The old phrase “feels like someone’s walking on my grave” came to mind in the past 48 hours when I read news about the writer/director of an indie film in production, Gray State, being found dead in his home, along with his wife and five-year-old daughter, in what local Minnesota police are calling “suspicious circumstances.” The physical circumstances in which David Crowley and his family were found dead, apparently undiscovered for weeks, suggests David Crowley of Apple Valley, MN, murdered his wife and daughter then took his own life.
David and Komel Crowley / Image credit: Instagram
For several years David Crowley’s life was focused on making an indie suspense thriller with a lot of thematic similarity to my own new indie suspense thriller, Alongside Night, of which I’m the writer/director. Both our movies focused on events following the collapse of the dollar leading to a near-future America in which constitutional rights are dead and those who resist the new fascistic order are being rounded up and sent to FEMA-run detention facilities.
Both David Crowley and myself had appeared as Skyped-in guests with Alex Jones on his radio/Internet show, and received his praise for our cinematic efforts in defense of American liberty.
Both David Crowley and myself found ourselves locked out of Hollywood studio interest for our films.
There is one difference.
David Crowley was a 20-something first-time feature filmmaker who had produced only a concept trailer meant to raise production financing. By contrast Alongside Night was my second feature film, based on a novel I wrote in my 20’s, about David Crowley’s age when he started work on Gray State. My novel was published hardcover by a major New York publisher in 1979 with major literary endorsements, positive major reviews, and several awards picked up over the succeeding decades. Consequently I found the financing to cast known stars and complete production on my movie that David Crowley, despite a successful Indiegogo campaign to raise seed money, never did before his tragic death.
The violent death of a vocal opponent to the United States government in these post-9/11 times of secret Homeland Security warrants, arrest and indefinite detention of persons who with the stroke of a pen are classified as enemy combatants, and intrusive government spying gives way to the unthinkable: what if David Crowley didn’t take his family’s and his own life but was murdered by a clandestine operation and the crime scene engineered to cover up a political murder?
I am just paranoid enough for that possibility to scare the bejeezus out of me.
On the other hand, what if David Crowley lost hope of reaching the goal of a finished movie that I had already achieved – and in his despair lost his mind?
Neither prospect makes it easier for me to sleep at night.

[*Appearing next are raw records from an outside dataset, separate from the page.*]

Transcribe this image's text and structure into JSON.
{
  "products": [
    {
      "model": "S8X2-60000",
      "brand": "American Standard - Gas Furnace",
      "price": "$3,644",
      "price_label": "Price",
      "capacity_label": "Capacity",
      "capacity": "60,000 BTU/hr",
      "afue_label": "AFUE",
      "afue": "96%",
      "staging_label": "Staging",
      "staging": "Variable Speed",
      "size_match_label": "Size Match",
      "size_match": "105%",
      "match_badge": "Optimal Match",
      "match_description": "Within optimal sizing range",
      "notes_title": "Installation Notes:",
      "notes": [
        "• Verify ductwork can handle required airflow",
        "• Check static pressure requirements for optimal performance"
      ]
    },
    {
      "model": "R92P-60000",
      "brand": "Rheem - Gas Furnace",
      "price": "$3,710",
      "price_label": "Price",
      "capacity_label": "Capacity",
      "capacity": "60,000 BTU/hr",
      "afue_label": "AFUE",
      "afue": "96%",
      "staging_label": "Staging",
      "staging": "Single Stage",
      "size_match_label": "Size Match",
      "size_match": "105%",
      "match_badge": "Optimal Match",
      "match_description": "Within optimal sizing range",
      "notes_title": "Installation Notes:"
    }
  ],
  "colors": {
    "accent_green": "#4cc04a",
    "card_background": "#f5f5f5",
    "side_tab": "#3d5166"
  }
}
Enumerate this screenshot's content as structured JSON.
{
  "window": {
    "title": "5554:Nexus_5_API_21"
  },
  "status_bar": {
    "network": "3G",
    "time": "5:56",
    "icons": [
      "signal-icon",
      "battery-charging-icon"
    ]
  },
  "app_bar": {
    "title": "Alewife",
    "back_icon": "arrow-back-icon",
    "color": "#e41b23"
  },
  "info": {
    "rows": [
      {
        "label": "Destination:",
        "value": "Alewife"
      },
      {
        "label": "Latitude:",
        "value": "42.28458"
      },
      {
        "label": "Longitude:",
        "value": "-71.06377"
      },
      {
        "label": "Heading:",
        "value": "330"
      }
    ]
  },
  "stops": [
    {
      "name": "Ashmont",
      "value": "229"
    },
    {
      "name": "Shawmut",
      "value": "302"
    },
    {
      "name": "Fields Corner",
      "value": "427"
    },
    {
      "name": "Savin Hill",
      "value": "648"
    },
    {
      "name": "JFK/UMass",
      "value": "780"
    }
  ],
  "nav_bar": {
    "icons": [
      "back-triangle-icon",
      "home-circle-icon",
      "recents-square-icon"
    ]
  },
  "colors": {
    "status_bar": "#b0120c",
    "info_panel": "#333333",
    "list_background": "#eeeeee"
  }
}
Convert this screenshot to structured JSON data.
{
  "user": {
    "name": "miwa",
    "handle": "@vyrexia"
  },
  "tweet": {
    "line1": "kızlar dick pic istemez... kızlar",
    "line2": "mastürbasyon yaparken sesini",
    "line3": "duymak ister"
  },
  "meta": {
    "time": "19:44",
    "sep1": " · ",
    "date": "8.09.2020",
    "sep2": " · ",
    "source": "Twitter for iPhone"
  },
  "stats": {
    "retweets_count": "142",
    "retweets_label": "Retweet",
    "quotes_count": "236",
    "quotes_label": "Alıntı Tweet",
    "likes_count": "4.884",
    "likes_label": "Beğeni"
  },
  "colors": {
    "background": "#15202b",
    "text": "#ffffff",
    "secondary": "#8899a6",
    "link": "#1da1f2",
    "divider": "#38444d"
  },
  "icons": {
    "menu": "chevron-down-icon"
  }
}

But when Alongside Night does achieve commercial success in its general release later this year, I now feel that I’m not doing it only for my own cast, crew, producers and other supporters, but for David Crowley’s as well.